Collected data entries:
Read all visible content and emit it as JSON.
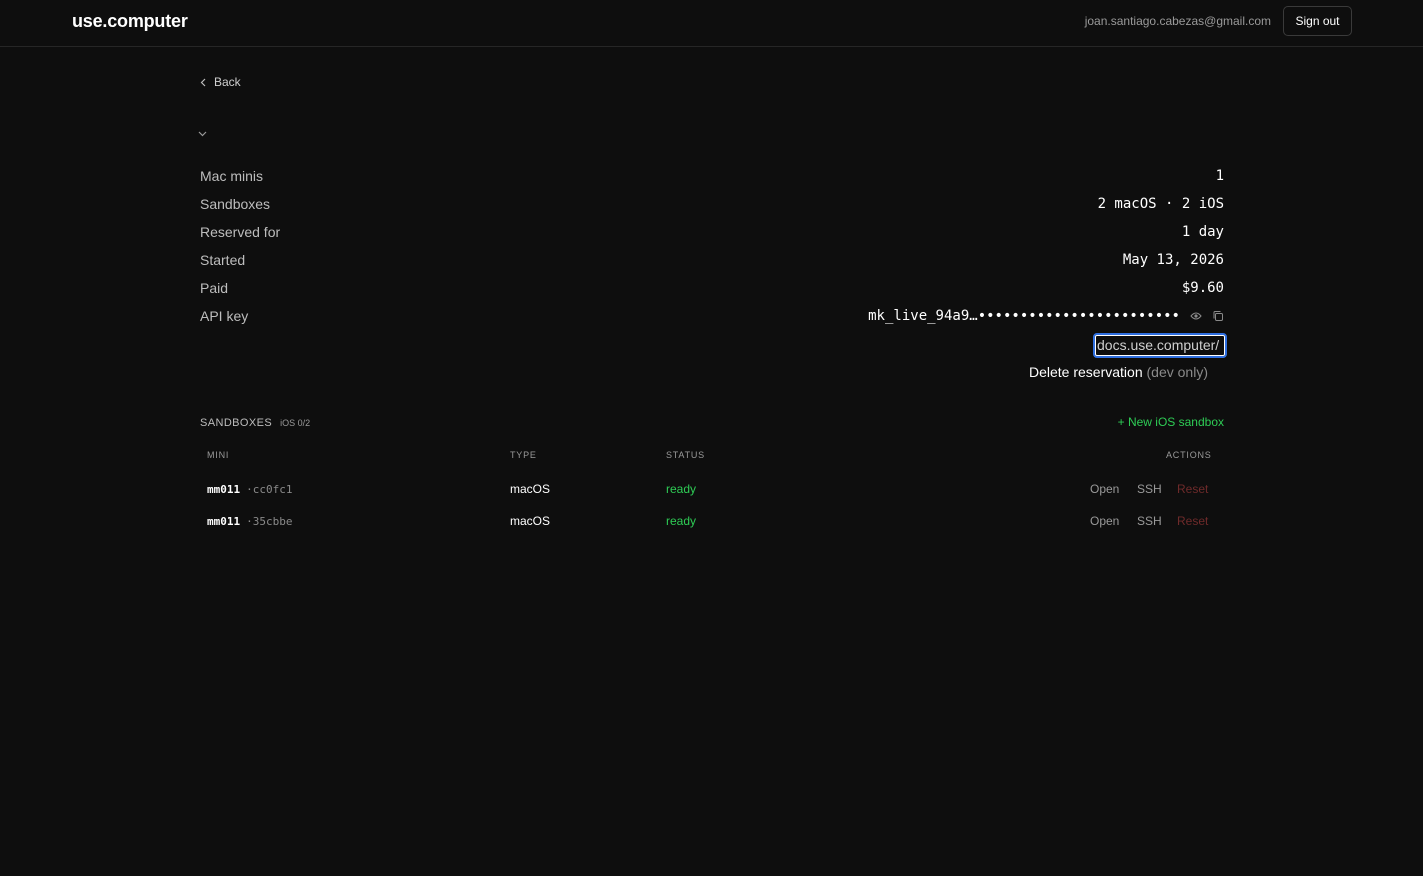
{
  "header": {
    "brand": "use.computer",
    "user_email": "joan.santiago.cabezas@gmail.com",
    "sign_out_label": "Sign out"
  },
  "nav": {
    "back_label": "Back"
  },
  "details": {
    "mac_minis": {
      "label": "Mac minis",
      "value": "1"
    },
    "sandboxes": {
      "label": "Sandboxes",
      "value": "2 macOS · 2 iOS"
    },
    "reserved_for": {
      "label": "Reserved for",
      "value": "1 day"
    },
    "started": {
      "label": "Started",
      "value": "May 13, 2026"
    },
    "paid": {
      "label": "Paid",
      "value": "$9.60"
    },
    "api_key": {
      "label": "API key",
      "value": "mk_live_94a9…••••••••••••••••••••••••",
      "icons": [
        "eye-icon",
        "copy-icon"
      ]
    },
    "docs_link": "docs.use.computer/",
    "delete_label": "Delete reservation",
    "delete_note": "(dev only)"
  },
  "sandboxes": {
    "title": "SANDBOXES",
    "ios_count": "iOS 0/2",
    "new_button": "+ New iOS sandbox",
    "columns": [
      "MINI",
      "TYPE",
      "STATUS",
      "ACTIONS"
    ],
    "rows": [
      {
        "mini": "mm011",
        "id": "·cc0fc1",
        "type": "macOS",
        "status": "ready",
        "actions": [
          "Open",
          "SSH",
          "Reset"
        ]
      },
      {
        "mini": "mm011",
        "id": "·35cbbe",
        "type": "macOS",
        "status": "ready",
        "actions": [
          "Open",
          "SSH",
          "Reset"
        ]
      }
    ]
  },
  "colors": {
    "background": "#0e0e0e",
    "accent_green": "#2ecc55",
    "focus_blue": "#2f6fe0",
    "reset_red": "#6e2a2a"
  }
}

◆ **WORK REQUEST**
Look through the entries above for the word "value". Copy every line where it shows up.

◆ **TASK OUTPUT**
      "value": "1"
      "value": "2 macOS · 2 iOS"
      "value": "1 day"
      "value": "May 13, 2026"
      "value": "$9.60"
      "value": "mk_live_94a9…••••••••••••••••••••••••",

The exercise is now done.